So this week of The Hunger Challenge is to live on a food stamp budget for the week. For a family of four, a food stamp budget is $120.68 for the week. We have trouble figuring out our monthly food budget because we buy all of our meat and poultry in bulk (from the farm!) and much of the rest of our foods in bulk too. So it’s difficult to come up with a number that we spend every month. We track our food dollars, but do so more on an annual basis than a monthly basis.

In the video at service this week, the family that was interviewed talked about buying a whole chicken for $4 at Aldi among other things. I cringed at that comment. I wonder what was done to that chicken in order to be able to sell it for FOUR dollars. While I commend this family and others for paying more attention to their food budgets in a move of solidarity and compassion with people that have to live on food stamp budgets all year long, I hope that people that participate don’t only come away with the knowledge that they can find cheap food if they seek it out. People in poverty, as I’ve mentioned, don’t have as many choices as the rest of us. I hope and pray that we come away as a community from this week in hopes of working to give people in poverty more and better choices when it comes to their food:

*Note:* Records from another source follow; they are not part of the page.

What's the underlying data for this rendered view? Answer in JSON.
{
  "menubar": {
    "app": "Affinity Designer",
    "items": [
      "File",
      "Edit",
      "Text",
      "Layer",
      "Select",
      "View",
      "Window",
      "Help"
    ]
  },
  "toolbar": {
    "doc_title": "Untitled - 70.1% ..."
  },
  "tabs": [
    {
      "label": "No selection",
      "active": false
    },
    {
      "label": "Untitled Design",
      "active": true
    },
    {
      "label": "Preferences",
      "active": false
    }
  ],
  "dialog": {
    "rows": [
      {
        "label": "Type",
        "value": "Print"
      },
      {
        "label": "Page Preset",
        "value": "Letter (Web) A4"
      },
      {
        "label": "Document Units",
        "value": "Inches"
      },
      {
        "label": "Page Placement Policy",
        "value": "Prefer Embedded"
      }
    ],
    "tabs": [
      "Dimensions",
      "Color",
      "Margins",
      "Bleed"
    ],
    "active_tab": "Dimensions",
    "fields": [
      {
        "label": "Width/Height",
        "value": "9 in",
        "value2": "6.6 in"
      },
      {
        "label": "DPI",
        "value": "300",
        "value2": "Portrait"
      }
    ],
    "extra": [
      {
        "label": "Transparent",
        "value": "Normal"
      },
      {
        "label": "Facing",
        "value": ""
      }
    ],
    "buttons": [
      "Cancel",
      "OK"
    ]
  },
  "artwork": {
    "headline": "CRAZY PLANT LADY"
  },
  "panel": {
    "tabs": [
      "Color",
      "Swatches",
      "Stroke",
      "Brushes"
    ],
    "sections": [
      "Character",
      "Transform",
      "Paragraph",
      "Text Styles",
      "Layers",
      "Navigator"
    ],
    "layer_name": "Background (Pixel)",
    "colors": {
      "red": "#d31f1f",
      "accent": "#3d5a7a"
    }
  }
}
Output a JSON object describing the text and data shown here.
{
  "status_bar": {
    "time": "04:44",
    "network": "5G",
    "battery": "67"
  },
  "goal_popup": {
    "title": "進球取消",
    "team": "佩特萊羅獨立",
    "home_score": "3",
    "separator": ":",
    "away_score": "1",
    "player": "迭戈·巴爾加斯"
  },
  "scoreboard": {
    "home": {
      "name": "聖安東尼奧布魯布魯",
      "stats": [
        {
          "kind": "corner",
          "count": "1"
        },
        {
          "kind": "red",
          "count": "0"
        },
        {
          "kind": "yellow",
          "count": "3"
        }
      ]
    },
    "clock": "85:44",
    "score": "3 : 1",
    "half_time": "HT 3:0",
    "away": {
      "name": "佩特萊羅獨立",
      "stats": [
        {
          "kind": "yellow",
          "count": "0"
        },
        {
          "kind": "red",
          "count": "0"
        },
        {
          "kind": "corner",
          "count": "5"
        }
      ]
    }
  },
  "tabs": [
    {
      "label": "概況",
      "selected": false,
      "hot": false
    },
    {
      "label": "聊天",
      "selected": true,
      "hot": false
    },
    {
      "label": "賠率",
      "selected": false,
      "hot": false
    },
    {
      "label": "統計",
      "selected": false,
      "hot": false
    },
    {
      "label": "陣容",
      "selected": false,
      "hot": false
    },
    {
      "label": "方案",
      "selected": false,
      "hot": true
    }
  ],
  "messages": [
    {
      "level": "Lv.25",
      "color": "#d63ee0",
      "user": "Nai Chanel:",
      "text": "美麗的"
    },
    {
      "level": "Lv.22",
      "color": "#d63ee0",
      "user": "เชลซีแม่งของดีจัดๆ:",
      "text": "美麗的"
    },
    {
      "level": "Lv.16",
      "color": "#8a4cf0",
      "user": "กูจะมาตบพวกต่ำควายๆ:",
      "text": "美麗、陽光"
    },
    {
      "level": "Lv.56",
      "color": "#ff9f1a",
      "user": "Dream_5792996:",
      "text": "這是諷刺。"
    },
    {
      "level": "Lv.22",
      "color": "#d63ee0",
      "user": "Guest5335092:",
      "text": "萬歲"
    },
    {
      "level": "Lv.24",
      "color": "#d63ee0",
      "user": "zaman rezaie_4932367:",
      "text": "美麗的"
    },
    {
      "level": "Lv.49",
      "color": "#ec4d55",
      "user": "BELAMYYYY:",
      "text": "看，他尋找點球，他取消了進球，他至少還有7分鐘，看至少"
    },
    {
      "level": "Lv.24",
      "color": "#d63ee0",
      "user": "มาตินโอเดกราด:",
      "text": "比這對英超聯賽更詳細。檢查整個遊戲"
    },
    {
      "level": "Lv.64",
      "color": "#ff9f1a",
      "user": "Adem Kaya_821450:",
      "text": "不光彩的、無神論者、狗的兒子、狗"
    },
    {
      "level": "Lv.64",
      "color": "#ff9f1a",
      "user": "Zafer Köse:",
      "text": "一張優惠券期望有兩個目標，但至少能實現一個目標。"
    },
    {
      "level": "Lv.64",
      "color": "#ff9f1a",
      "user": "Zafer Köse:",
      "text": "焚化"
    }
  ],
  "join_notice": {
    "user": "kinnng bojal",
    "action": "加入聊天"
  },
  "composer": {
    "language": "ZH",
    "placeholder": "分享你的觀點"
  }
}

  • Just because you live in poverty, you shouldn’t only be able to afford government-subsidized junk food.
  • People on food stamps should be encouraged to vote with their food dollars too – many farmer’s markets accept SNAP benefits.
  • As a community of Christ followers, we should be lobbying for a program like this one in Michigan, which doubles food stamp dollars spent at local farmer’s markets because keeping our spending locally builds our communities in a myriad of ways, in addition to getting low income families eating better.
  • I’m praying that this week, Grace people get creative in how we can not only be more compassionate to people receiving food stamps, but how we can help make it easier for them to make more sustainable (both for their bodies and for our communities) food choices.
  • We should actually be spending MORE on our food. Food is our fuel. We are what we eat. And as a country, we’re sick and dying. If this project teaches us as a community anything, it should be that we should be more mindful of how we spend our food dollars.

So instead of living on a food stamp budget for the week, we’re going to only eat from our freezer and pantry and meticulously track how much our meals cost. I’m hoping to show that eating locally, seasonally, and making sustainability of our food choices a priority is not as expensive as many may think.

Meatless Monday at house, so no meat allowed

Organic quinoa, cinnamon, fair trade banana with milk
$0.60 x 3 servings = $1.80

Scrambled eggs (6 local, free range) eggs with cheese, organic peppers, onions, and kale (peppers and kale were from our garden, so I’m counting those as freebies)
$0.82 x 3 servings = $2.45

Tortillas, organic and local butternut squash, organic onion, organic black beans, Neufchâtel cheese, Colby jack cheese, homemade salsa verde (from the garden) – recipe to come
Organic romaine salad
$5.95 total (enough for leftovers for everyone’s lunch on Tuesday)

2 organic apples $1.30
Almonds $0.80
Dark organic chocolate $0.50
Organic grapes $1

Total for three eaters*: $15

*Jasper should really count as an adult eater. You should see that kid – he’s a machine!